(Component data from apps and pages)
──────────────────────────────

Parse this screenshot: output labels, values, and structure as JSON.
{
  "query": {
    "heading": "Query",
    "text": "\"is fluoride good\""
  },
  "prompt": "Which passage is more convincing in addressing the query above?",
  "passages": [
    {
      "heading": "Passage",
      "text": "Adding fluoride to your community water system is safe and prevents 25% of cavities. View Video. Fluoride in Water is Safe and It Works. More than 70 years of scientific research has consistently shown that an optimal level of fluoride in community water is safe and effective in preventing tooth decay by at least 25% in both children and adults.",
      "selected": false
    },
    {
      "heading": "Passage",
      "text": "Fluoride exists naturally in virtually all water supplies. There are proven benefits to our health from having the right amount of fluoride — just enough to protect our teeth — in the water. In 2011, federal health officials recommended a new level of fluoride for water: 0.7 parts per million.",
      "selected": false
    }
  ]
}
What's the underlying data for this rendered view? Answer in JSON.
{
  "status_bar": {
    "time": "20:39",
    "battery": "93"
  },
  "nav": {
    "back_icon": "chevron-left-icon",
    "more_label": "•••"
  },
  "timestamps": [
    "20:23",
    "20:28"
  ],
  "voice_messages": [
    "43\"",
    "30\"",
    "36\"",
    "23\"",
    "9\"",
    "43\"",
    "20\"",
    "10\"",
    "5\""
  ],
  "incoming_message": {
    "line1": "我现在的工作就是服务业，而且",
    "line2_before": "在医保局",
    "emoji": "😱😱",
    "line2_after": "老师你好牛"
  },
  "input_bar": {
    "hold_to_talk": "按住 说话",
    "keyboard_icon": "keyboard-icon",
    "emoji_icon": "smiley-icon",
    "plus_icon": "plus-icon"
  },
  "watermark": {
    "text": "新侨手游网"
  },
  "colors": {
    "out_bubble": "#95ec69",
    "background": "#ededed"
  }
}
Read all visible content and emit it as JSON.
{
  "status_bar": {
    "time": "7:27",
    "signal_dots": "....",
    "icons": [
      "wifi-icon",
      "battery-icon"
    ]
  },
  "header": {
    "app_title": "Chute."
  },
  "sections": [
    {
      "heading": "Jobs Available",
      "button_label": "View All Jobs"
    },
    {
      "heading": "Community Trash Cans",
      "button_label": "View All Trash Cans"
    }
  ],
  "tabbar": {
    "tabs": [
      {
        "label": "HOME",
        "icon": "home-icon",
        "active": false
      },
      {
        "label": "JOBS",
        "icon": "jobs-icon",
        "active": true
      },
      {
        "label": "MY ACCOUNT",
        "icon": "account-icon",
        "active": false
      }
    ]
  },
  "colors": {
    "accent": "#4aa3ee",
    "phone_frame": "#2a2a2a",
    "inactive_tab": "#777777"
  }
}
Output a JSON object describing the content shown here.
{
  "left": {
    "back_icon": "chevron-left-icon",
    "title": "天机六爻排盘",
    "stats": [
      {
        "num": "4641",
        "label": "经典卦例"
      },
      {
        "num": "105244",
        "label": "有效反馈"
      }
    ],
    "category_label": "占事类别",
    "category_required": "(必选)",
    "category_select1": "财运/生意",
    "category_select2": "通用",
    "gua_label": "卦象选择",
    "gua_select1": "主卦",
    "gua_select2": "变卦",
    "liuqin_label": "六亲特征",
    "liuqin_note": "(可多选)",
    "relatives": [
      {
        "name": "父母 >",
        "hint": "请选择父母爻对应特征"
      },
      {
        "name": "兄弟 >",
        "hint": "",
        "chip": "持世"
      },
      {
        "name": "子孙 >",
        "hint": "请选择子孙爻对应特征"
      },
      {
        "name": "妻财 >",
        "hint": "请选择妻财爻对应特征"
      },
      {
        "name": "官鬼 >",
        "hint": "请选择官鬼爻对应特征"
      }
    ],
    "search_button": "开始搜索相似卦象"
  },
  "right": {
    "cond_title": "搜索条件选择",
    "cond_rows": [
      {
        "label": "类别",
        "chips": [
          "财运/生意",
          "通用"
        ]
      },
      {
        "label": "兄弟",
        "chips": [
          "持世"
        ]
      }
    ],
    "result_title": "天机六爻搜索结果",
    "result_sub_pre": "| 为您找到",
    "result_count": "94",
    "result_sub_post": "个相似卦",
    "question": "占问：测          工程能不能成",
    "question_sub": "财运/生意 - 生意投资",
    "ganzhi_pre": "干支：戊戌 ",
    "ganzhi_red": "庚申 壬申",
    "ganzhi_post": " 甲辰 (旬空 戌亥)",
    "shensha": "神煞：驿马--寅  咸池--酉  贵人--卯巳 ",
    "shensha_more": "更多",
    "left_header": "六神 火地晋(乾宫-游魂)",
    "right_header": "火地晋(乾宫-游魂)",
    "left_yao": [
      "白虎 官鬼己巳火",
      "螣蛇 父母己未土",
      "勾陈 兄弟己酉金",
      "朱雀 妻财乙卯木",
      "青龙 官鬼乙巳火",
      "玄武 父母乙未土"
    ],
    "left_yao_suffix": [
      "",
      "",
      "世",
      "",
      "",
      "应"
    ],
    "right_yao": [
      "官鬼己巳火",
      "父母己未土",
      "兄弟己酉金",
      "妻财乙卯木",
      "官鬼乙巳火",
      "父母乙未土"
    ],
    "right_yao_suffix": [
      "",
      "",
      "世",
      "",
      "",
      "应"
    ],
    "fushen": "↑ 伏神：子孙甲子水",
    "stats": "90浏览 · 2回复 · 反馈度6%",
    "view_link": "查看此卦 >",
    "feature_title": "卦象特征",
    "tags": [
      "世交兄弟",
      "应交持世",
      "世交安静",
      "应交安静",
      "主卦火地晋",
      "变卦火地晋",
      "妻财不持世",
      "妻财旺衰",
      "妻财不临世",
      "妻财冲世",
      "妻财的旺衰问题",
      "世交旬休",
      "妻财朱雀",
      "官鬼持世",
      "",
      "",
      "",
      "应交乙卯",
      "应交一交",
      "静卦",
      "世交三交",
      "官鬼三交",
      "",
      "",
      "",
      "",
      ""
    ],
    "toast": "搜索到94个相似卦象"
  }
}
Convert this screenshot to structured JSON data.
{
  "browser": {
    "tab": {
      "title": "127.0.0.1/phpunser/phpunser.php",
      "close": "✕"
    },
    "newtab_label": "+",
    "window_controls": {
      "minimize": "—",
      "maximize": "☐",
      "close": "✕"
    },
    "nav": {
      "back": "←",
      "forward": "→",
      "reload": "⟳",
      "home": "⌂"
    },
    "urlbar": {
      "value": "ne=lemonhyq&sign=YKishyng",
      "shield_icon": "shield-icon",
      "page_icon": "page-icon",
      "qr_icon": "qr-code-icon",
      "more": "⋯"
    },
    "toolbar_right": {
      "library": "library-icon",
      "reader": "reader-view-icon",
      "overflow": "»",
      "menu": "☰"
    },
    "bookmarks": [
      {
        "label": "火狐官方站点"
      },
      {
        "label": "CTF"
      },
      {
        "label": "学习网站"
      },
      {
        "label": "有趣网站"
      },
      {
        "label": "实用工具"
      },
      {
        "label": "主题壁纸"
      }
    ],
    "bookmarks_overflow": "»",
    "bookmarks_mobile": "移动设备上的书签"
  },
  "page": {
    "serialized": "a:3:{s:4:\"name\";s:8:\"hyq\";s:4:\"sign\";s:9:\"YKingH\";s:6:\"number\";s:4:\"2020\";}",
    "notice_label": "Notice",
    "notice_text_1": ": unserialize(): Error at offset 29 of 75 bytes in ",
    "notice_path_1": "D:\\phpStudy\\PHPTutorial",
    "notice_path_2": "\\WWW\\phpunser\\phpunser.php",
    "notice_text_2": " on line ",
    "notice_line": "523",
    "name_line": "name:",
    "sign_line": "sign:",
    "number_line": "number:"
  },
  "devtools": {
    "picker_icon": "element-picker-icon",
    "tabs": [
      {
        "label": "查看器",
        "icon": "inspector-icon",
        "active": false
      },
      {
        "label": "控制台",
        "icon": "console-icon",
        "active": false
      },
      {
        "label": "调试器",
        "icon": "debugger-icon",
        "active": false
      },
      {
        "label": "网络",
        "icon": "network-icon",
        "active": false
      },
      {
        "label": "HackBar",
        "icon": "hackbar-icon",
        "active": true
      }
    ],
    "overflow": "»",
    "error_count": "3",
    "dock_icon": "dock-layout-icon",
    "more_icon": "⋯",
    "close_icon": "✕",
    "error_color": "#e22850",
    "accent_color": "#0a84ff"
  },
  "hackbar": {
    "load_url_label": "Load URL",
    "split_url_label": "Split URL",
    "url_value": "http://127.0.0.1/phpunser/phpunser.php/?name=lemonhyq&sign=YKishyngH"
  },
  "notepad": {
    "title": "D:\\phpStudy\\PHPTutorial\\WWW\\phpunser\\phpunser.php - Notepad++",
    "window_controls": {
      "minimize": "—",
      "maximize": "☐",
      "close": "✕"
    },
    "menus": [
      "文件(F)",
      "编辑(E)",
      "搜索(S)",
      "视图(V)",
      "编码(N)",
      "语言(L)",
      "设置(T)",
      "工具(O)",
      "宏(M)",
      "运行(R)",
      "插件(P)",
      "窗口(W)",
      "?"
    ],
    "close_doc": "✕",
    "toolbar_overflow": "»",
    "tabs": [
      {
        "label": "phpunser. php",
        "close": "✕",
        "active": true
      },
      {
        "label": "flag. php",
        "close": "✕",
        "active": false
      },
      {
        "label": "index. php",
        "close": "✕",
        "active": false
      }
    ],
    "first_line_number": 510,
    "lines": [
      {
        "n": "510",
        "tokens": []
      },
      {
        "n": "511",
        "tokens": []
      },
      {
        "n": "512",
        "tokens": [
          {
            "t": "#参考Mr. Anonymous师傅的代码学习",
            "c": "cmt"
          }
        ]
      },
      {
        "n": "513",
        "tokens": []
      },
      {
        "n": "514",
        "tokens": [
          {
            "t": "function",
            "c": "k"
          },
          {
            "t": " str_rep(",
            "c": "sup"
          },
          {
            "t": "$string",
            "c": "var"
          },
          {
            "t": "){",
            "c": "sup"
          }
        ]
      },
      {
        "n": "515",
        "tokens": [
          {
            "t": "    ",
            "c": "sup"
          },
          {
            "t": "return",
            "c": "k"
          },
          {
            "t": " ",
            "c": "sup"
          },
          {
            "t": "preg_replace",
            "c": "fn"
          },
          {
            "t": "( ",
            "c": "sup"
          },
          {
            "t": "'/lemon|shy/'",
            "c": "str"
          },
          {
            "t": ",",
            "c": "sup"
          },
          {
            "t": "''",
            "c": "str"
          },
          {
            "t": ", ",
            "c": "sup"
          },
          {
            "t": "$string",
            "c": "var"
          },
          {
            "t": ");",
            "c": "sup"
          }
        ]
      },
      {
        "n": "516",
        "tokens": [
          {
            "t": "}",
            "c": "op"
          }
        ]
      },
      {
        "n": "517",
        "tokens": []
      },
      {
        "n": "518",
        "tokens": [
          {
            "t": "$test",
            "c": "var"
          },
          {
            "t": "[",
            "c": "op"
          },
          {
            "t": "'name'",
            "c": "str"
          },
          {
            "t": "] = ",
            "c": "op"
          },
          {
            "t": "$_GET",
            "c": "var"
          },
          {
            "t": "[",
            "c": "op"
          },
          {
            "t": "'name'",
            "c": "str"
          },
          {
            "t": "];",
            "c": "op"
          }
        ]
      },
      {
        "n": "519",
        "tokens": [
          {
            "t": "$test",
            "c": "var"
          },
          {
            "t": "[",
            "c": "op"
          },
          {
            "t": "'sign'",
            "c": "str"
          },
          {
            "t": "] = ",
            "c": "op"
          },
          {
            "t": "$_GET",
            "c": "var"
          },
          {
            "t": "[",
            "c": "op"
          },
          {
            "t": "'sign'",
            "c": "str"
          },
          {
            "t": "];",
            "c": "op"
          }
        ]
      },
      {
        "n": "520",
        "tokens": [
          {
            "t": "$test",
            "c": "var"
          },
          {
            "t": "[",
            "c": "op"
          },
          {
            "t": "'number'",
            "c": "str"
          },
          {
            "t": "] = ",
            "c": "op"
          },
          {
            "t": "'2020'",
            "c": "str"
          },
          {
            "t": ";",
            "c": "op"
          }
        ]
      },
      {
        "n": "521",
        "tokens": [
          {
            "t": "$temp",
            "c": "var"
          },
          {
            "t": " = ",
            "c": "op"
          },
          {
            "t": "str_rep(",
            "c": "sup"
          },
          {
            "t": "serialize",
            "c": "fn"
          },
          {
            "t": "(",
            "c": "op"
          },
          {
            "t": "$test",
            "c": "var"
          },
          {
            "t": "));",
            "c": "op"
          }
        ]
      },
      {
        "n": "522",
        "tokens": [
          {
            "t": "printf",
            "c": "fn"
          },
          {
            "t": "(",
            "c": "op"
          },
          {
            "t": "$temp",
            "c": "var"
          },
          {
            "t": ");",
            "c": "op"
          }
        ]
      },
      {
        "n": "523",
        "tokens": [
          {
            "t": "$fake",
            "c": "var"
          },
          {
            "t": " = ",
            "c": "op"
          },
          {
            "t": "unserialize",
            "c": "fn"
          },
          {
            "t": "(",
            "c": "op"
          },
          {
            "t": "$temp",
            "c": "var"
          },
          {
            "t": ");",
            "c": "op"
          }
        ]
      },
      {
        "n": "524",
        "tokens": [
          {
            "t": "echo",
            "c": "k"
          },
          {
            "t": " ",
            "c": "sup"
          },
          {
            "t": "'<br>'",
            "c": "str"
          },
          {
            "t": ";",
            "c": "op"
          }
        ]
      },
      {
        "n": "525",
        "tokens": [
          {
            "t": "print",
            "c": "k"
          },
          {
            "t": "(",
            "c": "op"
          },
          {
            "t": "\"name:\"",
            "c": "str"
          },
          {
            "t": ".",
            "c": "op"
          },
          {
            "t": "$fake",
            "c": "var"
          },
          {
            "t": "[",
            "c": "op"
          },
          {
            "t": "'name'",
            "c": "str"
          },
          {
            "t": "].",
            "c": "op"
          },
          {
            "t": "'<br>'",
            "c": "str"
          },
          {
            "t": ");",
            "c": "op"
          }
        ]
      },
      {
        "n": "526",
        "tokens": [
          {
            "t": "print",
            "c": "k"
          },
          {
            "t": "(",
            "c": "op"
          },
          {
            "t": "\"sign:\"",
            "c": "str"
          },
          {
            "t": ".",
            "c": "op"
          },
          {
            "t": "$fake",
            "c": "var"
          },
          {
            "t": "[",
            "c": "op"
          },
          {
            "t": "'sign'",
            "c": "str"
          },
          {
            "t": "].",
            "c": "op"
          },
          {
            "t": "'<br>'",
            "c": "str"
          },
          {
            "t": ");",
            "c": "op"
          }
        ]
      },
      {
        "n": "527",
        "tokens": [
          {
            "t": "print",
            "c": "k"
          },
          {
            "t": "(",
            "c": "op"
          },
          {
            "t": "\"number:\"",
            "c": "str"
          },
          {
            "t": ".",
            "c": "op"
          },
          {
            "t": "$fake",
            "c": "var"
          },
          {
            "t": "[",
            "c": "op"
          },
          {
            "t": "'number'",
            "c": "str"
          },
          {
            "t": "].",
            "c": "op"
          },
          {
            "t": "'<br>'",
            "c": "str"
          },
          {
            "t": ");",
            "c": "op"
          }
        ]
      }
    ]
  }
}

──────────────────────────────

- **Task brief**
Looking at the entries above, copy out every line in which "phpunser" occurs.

- **Result of the exercise**
      "title": "127.0.0.1/phpunser/phpunser.php",
    "notice_path_2": "\\WWW\\phpunser\\phpunser.php",
    "url_value": "http://127.0.0.1/phpunser/phpunser.php/?name=lemonhyq&sign=YKishyngH"
    "title": "D:\\phpStudy\\PHPTutorial\\WWW\\phpunser\\phpunser.php - Notepad++",
        "label": "phpunser. php",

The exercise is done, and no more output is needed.